Schaefer names new chiefs of general services, environment

ANNAPOLIS — ANNAPOLIS -- Gov. William Donald Schaefer, still brooding over the results of his re-election and uncertain whether to be embarrassed or gratified by his margin of victory, reacted yesterday with a further shake-up of his Cabinet.

The governor sent General Services Secretary Earl F. Seboda into retirement and replaced him with Martin W. Walsh Jr., who has served since July 1987 as the first secretary of the new Department of the Environment.


Mr. Schaefer replaced Mr. Walsh with Robert Perciasepe, who served as Mr. Walsh's deputy for the past 18 months and once worked in Mr. Schaefer's planning department when the governor was mayor of Baltimore.

The governor, admitting that he was still attempting to figure out what message voters were trying to send elected officials this year, said there might be additional changes to his Cabinet or his top staff. He said he might even reach down into various state agencies and departments to change appointees in the second and third tiers.


Both the governor and Mr. Seboda denied that the 52-year-old secretary was forced out of the Cabinet, although Mr. Schaefer complained that he had been unhappy with the speed and quality of some state construction projects and with the maintenance of state buildings. Mr. Seboda was a carry-over from the administration of Harry R. Hughes, and Schaefer confidants have long acknowledged that his style differed sharply from the governor's.

The governor had nothing but praise for Mr. Walsh's performance as secretary of environment, even though the behavior of the former U.S. Army Corps of Engineers colonel after taking office so alienated his staff that one of the governor's closest advisers recommended in July 1988 that he be fired.

"I think he did a great job," the governor said, saying Mr. Walsh inherited a department that for years had been a "stepchild" within the health department. "I just need Mr. Walsh in another spot."

The change, however, was praised by representatives of the environmental community, who said they had difficulty getting along with Mr. Walsh.

"Marty Walsh was not popular with the grass-roots environmental groups I work with," said John Kabler of Clean Water Action, adding that "morale in the department was awful, and good people were leaving." By contrast, he said Mr. Perciasepe was "highly regarded by everybody. He's smart, he knows how things work, he understands what he is doing, and he understands the politics of how environmental groups work."

Mr. Perciasepe, 39, who holds a bachelor's degree in environmental science from Cornell University and a master's degree in planning from Syracuse University, said he didnot plan any immediate changes in the department other than "fine-tuning."

Mr. Seboda, who became secretary in 1983, said he was proudest of the automated purchasing system his department instituted and of the telecommunications network he said was saving the state on phone costs. But during his tenure, he was blamed for problems at various state construction projects, especially the myriad problems at the new state prison in Somerset County. His agency also was castigated for mismanaging a program to remove asbestos from state-owned buildings.
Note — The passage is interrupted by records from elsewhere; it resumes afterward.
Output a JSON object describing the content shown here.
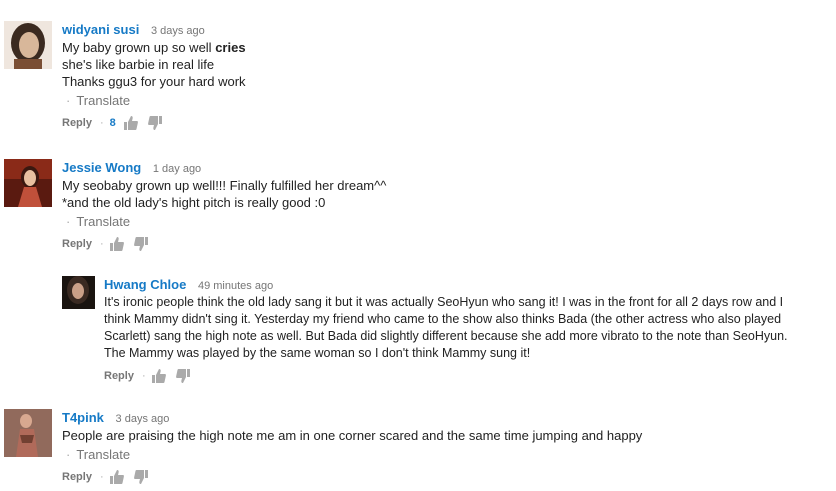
{
  "comments": [
    {
      "author": "widyani susi",
      "time": "3 days ago",
      "lines": [
        "My baby grown up so well ",
        "cries",
        "she's like barbie in real life",
        "Thanks ggu3 for your hard work"
      ],
      "translate": "Translate",
      "reply": "Reply",
      "likes": "8",
      "avatar_colors": [
        "#3b2a20",
        "#d8b79a",
        "#7a4e34"
      ]
    },
    {
      "author": "Jessie Wong",
      "time": "1 day ago",
      "lines": [
        "My seobaby grown up well!!! Finally fulfilled her dream^^",
        "*and the old lady's hight pitch is really good :0"
      ],
      "translate": "Translate",
      "reply": "Reply",
      "avatar_colors": [
        "#5a1a10",
        "#c0503a",
        "#e8c0a0"
      ]
    },
    {
      "author": "Hwang Chloe",
      "time": "49 minutes ago",
      "lines": [
        "It's ironic people think the old lady sang it but it was actually SeoHyun who sang it! I was in the front for all 2 days row and I",
        "think Mammy didn't sing it. Yesterday my friend who came to the show also thinks Bada (the other actress who also played",
        "Scarlett) sang the high note as well. But Bada did slightly different because she add more vibrato to the note than SeoHyun.",
        "The Mammy was played by the same woman so I don't think Mammy sung it!"
      ],
      "reply": "Reply",
      "avatar_colors": [
        "#1a1410",
        "#caa088",
        "#3a2a22"
      ]
    },
    {
      "author": "T4pink",
      "time": "3 days ago",
      "lines": [
        "People are praising the high note me am in one corner scared and the same time jumping and happy"
      ],
      "translate": "Translate",
      "reply": "Reply",
      "avatar_colors": [
        "#4a2418",
        "#b06a5a",
        "#d8a890"
      ]
    }
  ]
}
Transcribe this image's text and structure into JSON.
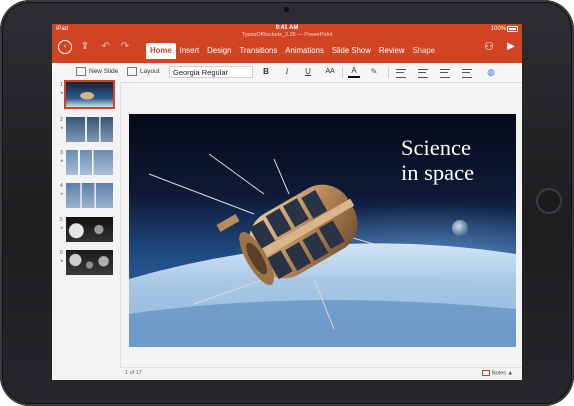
{
  "status_bar": {
    "carrier": "iPad",
    "time": "9:41 AM",
    "battery": "100%"
  },
  "document_title": "TypesOfRockets_2.25 — PowerPoint",
  "tabs": [
    "Home",
    "Insert",
    "Design",
    "Transitions",
    "Animations",
    "Slide Show",
    "Review",
    "Shape"
  ],
  "active_tab": "Home",
  "ribbon": {
    "new_slide_label": "New Slide",
    "layout_label": "Layout",
    "font_name": "Georgia Regular",
    "bold": "B",
    "italic": "I",
    "underline": "U",
    "font_size_glyph": "AA",
    "font_color_glyph": "A"
  },
  "thumbnails": [
    {
      "number": "1",
      "marker": "★",
      "selected": true
    },
    {
      "number": "2",
      "marker": "★",
      "selected": false
    },
    {
      "number": "3",
      "marker": "★",
      "selected": false
    },
    {
      "number": "4",
      "marker": "★",
      "selected": false
    },
    {
      "number": "5",
      "marker": "★",
      "selected": false
    },
    {
      "number": "6",
      "marker": "★",
      "selected": false
    }
  ],
  "slide": {
    "title": "Science\nin space"
  },
  "footer": {
    "page_count": "1 of 17",
    "notes_label": "Notes"
  },
  "colors": {
    "accent": "#d04424",
    "device": "#232427",
    "screen_bg": "#f3f3f3"
  }
}
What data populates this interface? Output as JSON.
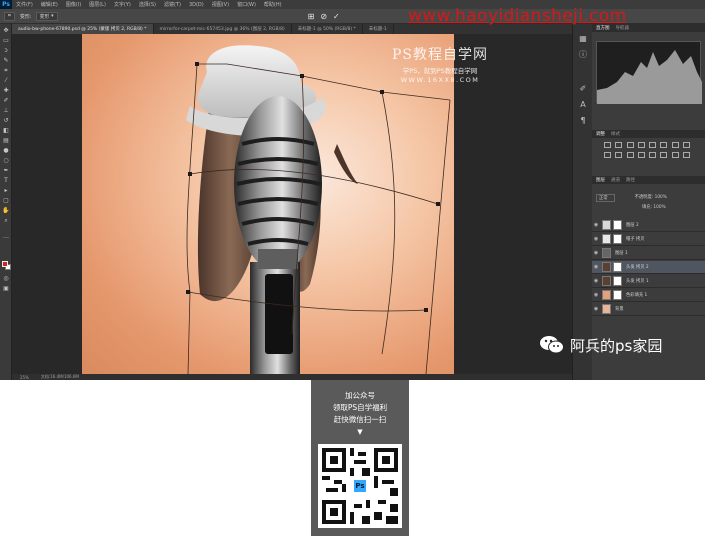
{
  "app": {
    "logo": "Ps",
    "menu": [
      "文件(F)",
      "编辑(E)",
      "图像(I)",
      "图层(L)",
      "文字(Y)",
      "选择(S)",
      "滤镜(T)",
      "3D(D)",
      "视图(V)",
      "窗口(W)",
      "帮助(H)"
    ],
    "options": {
      "mode": "变形",
      "icons": [
        "grid-icon",
        "cancel-icon",
        "commit-icon"
      ]
    },
    "tabs": [
      {
        "label": "audio-bw-phone-67890.psd @ 25% (蒙版 拷贝 2, RGB/8) *",
        "active": true
      },
      {
        "label": "mirrorfor-carpet-mic-657453.jpg @ 36% (图层 2, RGB/8)",
        "active": false
      },
      {
        "label": "未标题-1 @ 50% (RGB/8) *",
        "active": false
      },
      {
        "label": "未标题-1",
        "active": false
      }
    ],
    "status": [
      "25%",
      "文档:16.4M/106.6M"
    ]
  },
  "watermark": {
    "title": "PS教程自学网",
    "subtitle": "学PS，就到PS教程自学网",
    "site": "WWW.16XX8.COM"
  },
  "red_url": "www.haoyidiansheji.com",
  "panels": {
    "tabs_top": [
      "直方图",
      "导航器"
    ],
    "tabs_mid": [
      "调整",
      "样式"
    ],
    "tabs_layers": [
      "图层",
      "通道",
      "路径"
    ],
    "blend_mode": "正常",
    "opacity": "不透明度: 100%",
    "fill": "填充: 100%",
    "layers": [
      {
        "name": "图层 2",
        "selected": false,
        "thumb": "#d8d8d8",
        "mask": true
      },
      {
        "name": "帽子 拷贝",
        "selected": false,
        "thumb": "#e8e8e8",
        "mask": true
      },
      {
        "name": "图层 1",
        "selected": false,
        "thumb": "#666666",
        "mask": false
      },
      {
        "name": "头发 拷贝 2",
        "selected": true,
        "thumb": "#5a4030",
        "mask": true
      },
      {
        "name": "头发 拷贝 1",
        "selected": false,
        "thumb": "#5a4030",
        "mask": true
      },
      {
        "name": "色彩填充 1",
        "selected": false,
        "thumb": "#e5a27a",
        "mask": true
      },
      {
        "name": "背景",
        "selected": false,
        "thumb": "#e8b597",
        "mask": false
      }
    ]
  },
  "brand": "阿兵的ps家园",
  "qr": {
    "lines": [
      "加公众号",
      "领取PS自学福利",
      "赶快微信扫一扫"
    ],
    "arrow": "▼",
    "badge": "Ps"
  },
  "colors": {
    "ps_blue": "#31a8ff",
    "red_url": "#d61818",
    "foreground": "#d42121",
    "background": "#ffffff"
  }
}
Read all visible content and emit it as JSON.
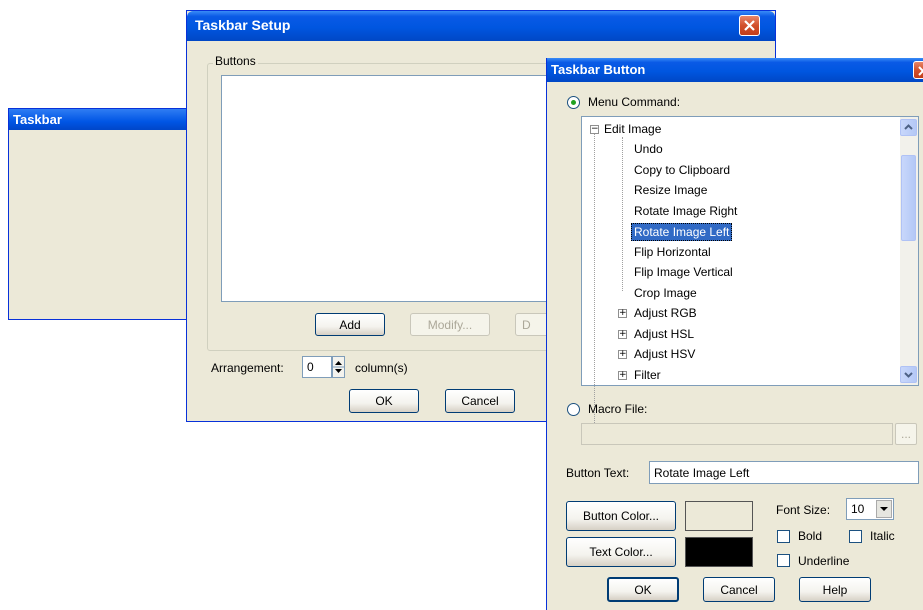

Mr. Seboda said he had been considering retirement for at least a year and had just finished building a retirement cabin in Garrett County.


He becomes the second Cabinet secretary to leave since Mr. Schaefer defeated Republican William S. Shepard Nov. 6 by a margin of 60 percent to 40 percent. Two weeks ago, Transportation Secretary Richard H. Trainor announced plans to retire and to become a part-time paid consultant to the governor.

At a marathon Cabinet meeting the day Mr. Trainor's resignation was announced, Mr. Schaefer asked for the resignations of all his Cabinet secretaries and certain other staff aides. Some of those letters of resignations, he said, he intends to accept.

"There are some people on the second and third levels that are going to go -- are leaving us, let's put it that way," he said. "All levels. Top, bottom, whatever."